__Task instructions__.
Lines of the listing below that contain the string "when" are to be returned.

__Material for the task__.

Start of Block

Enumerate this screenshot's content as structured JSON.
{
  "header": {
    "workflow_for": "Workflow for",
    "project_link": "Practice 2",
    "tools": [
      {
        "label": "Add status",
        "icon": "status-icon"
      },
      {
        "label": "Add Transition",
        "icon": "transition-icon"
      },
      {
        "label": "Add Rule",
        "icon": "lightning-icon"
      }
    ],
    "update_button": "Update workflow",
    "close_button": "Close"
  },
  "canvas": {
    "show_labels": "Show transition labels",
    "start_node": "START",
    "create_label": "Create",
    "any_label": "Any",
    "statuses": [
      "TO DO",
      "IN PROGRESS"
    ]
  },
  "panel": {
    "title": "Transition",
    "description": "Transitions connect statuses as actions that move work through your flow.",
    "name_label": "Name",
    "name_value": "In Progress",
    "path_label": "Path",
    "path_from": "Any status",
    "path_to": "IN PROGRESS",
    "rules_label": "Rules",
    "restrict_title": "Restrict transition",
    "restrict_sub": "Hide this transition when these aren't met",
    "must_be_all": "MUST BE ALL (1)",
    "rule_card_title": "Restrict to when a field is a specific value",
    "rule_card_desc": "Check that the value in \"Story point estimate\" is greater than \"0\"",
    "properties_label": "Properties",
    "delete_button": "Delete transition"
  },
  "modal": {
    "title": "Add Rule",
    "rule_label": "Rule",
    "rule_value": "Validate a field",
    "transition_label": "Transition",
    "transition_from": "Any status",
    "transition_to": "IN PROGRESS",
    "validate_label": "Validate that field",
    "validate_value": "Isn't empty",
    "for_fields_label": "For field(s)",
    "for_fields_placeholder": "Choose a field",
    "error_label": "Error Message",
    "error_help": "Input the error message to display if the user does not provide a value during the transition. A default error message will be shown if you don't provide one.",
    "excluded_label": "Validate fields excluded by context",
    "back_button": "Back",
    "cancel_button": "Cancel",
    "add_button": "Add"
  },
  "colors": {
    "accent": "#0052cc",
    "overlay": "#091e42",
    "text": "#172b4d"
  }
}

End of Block

__Response area__.
    "restrict_sub": "Hide this transition when these aren't met",
    "rule_card_title": "Restrict to when a field is a specific value",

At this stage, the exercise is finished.